> TASK DESCRIPTION
Your result should be every line of the records below that contains the word "accent".

Segment Start: DATA FOR THIS TASK

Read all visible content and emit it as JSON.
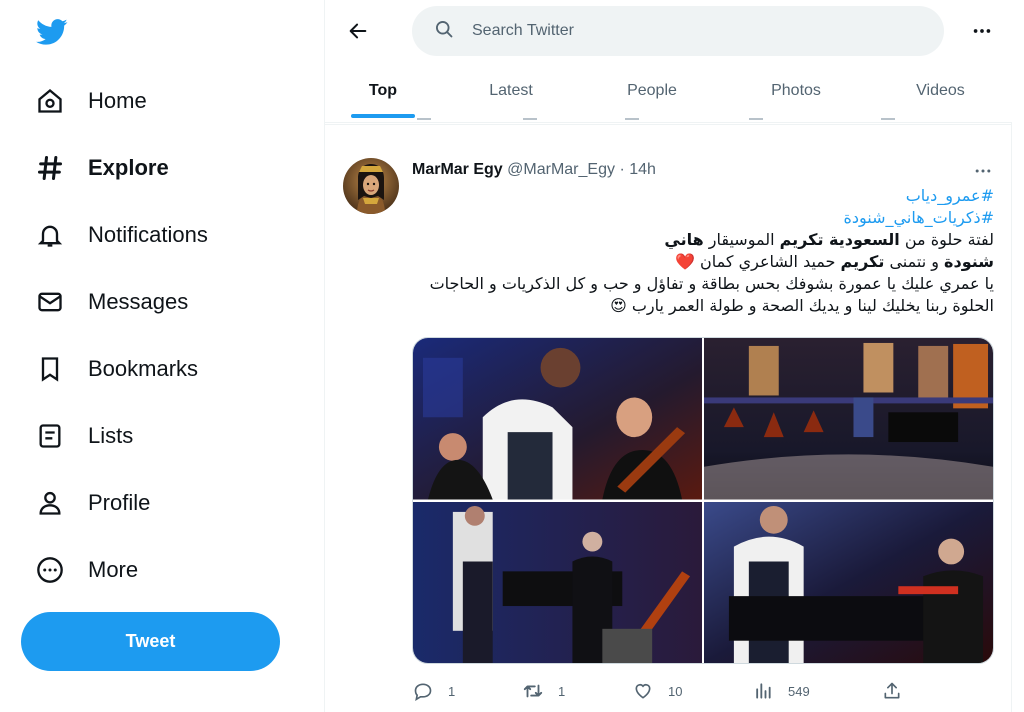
{
  "sidebar": {
    "items": [
      {
        "label": "Home",
        "icon": "home-icon"
      },
      {
        "label": "Explore",
        "icon": "hashtag-icon",
        "active": true
      },
      {
        "label": "Notifications",
        "icon": "bell-icon"
      },
      {
        "label": "Messages",
        "icon": "envelope-icon"
      },
      {
        "label": "Bookmarks",
        "icon": "bookmark-icon"
      },
      {
        "label": "Lists",
        "icon": "list-icon"
      },
      {
        "label": "Profile",
        "icon": "person-icon"
      },
      {
        "label": "More",
        "icon": "more-circle-icon"
      }
    ],
    "tweet_label": "Tweet"
  },
  "header": {
    "search_placeholder": "Search Twitter",
    "tabs": [
      "Top",
      "Latest",
      "People",
      "Photos",
      "Videos"
    ],
    "active_tab": "Top"
  },
  "tweet": {
    "name": "MarMar Egy",
    "handle": "@MarMar_Egy",
    "dot": "·",
    "time": "14h",
    "hashtags": [
      "#عمرو_دياب",
      "#ذكريات_هاني_شنودة"
    ],
    "line1_a": "لفتة حلوة من ",
    "line1_b": "السعودية تكريم",
    "line1_c": " الموسيقار ",
    "line1_d": "هاني",
    "line2_a": "شنودة",
    "line2_b": " و نتمنى ",
    "line2_c": "تكريم",
    "line2_d": " حميد الشاعري كمان ",
    "line2_emoji": "❤️",
    "line3": "يا عمري عليك يا عمورة بشوفك بحس بطاقة و تفاؤل و حب و كل الذكريات و الحاجات",
    "line4": "الحلوة ربنا يخليك لينا و يديك الصحة و طولة العمر يارب ",
    "line4_emoji": "😍",
    "stats": {
      "replies": "1",
      "retweets": "1",
      "likes": "10",
      "views": "549"
    }
  },
  "colors": {
    "accent": "#1d9bf0",
    "text": "#0f1419",
    "secondary": "#536471",
    "border": "#eff3f4"
  }
}
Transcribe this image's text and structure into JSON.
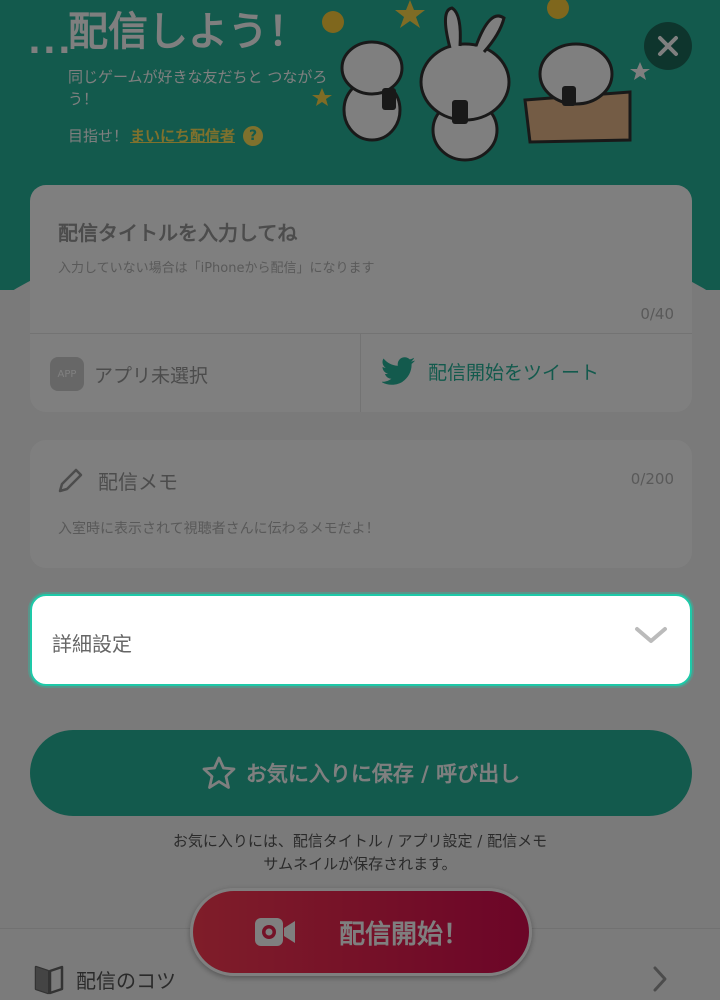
{
  "header": {
    "dots": "...",
    "title": "配信しよう！",
    "subtitle": "同じゲームが好きな友だちと つながろう！",
    "target_prefix": "目指せ！",
    "target_link": "まいにち配信者",
    "help": "?"
  },
  "title_card": {
    "placeholder": "配信タイトルを入力してね",
    "hint": "入力していない場合は「iPhoneから配信」になります",
    "count": "0/40",
    "app_badge": "APP",
    "app_label": "アプリ未選択",
    "tweet_label": "配信開始をツイート"
  },
  "memo_card": {
    "label": "配信メモ",
    "count": "0/200",
    "hint": "入室時に表示されて視聴者さんに伝わるメモだよ！"
  },
  "settings": {
    "label": "詳細設定"
  },
  "favorites": {
    "button_label": "お気に入りに保存 / 呼び出し",
    "note_line1": "お気に入りには、配信タイトル / アプリ設定 / 配信メモ",
    "note_line2": "サムネイルが保存されます。"
  },
  "start": {
    "label": "配信開始！"
  },
  "tips": {
    "label": "配信のコツ"
  },
  "colors": {
    "accent": "#26b59a",
    "start_gradient_from": "#ff3b53",
    "start_gradient_to": "#d80b4f",
    "link": "#ffe25a"
  }
}
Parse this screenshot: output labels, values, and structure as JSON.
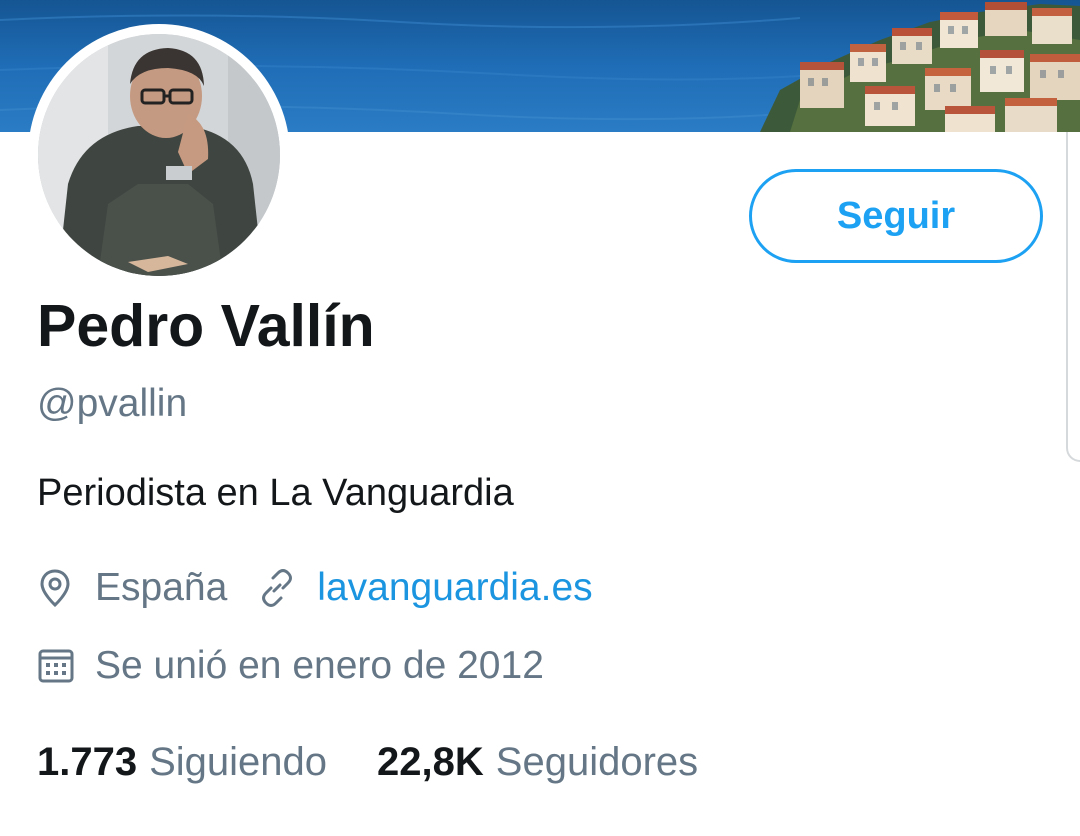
{
  "profile": {
    "name": "Pedro Vallín",
    "handle": "@pvallin",
    "bio": "Periodista en La Vanguardia",
    "location": "España",
    "website": "lavanguardia.es",
    "joined": "Se unió en enero de 2012"
  },
  "actions": {
    "follow_label": "Seguir"
  },
  "stats": {
    "following_count": "1.773",
    "following_label": "Siguiendo",
    "followers_count": "22,8K",
    "followers_label": "Seguidores"
  },
  "icons": {
    "location": "location-pin-icon",
    "website": "link-icon",
    "joined": "calendar-icon"
  },
  "colors": {
    "accent": "#1da1f2",
    "link": "#1b95e0",
    "text_primary": "#14171a",
    "text_secondary": "#657786"
  }
}
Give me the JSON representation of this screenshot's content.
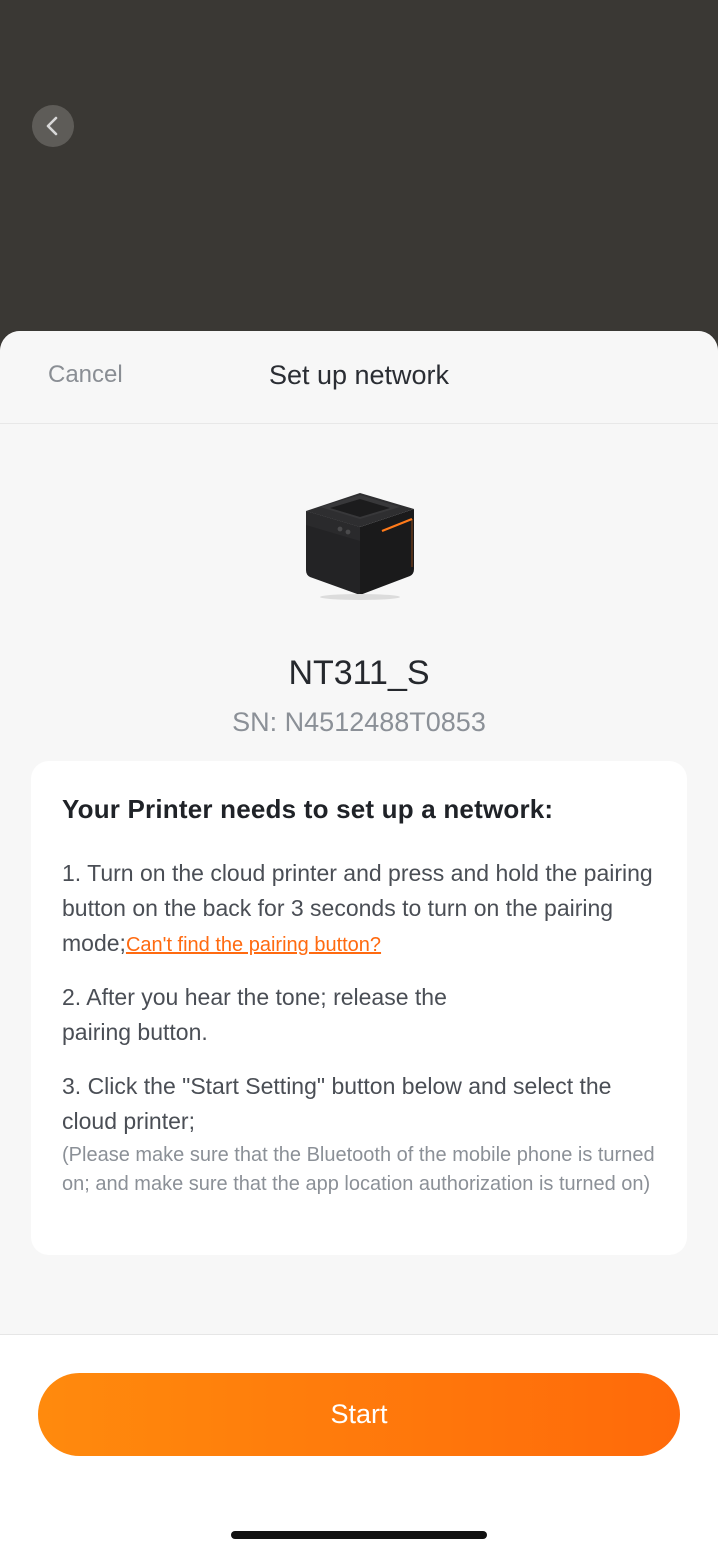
{
  "header": {
    "cancel_label": "Cancel",
    "title": "Set up network"
  },
  "device": {
    "name": "NT311_S",
    "serial": "SN: N4512488T0853"
  },
  "instructions": {
    "title": "Your Printer needs to set up a network:",
    "step1_text": "1. Turn on the cloud printer and press and hold the pairing button on the back for 3 seconds to turn on the pairing mode;",
    "step1_link": "Can't find the pairing button?",
    "step2_text": "2. After you hear the tone; release the pairing button.",
    "step3_text": "3. Click the \"Start Setting\" button below and select the cloud printer;",
    "note": "(Please make sure that the Bluetooth of the mobile phone is turned on; and make sure that the app location authorization is turned on)"
  },
  "footer": {
    "start_label": "Start"
  },
  "colors": {
    "accent": "#ff6a10",
    "backdrop": "#3a3834"
  },
  "icons": {
    "back": "chevron-left-icon",
    "printer": "printer-icon"
  }
}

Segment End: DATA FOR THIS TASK

> TASK OUTPUT
    "accent": "#1d9bf0",
    "accent": "#26b59a",
    "accent": "#1da1f2",
    "accent": "#ff6a10",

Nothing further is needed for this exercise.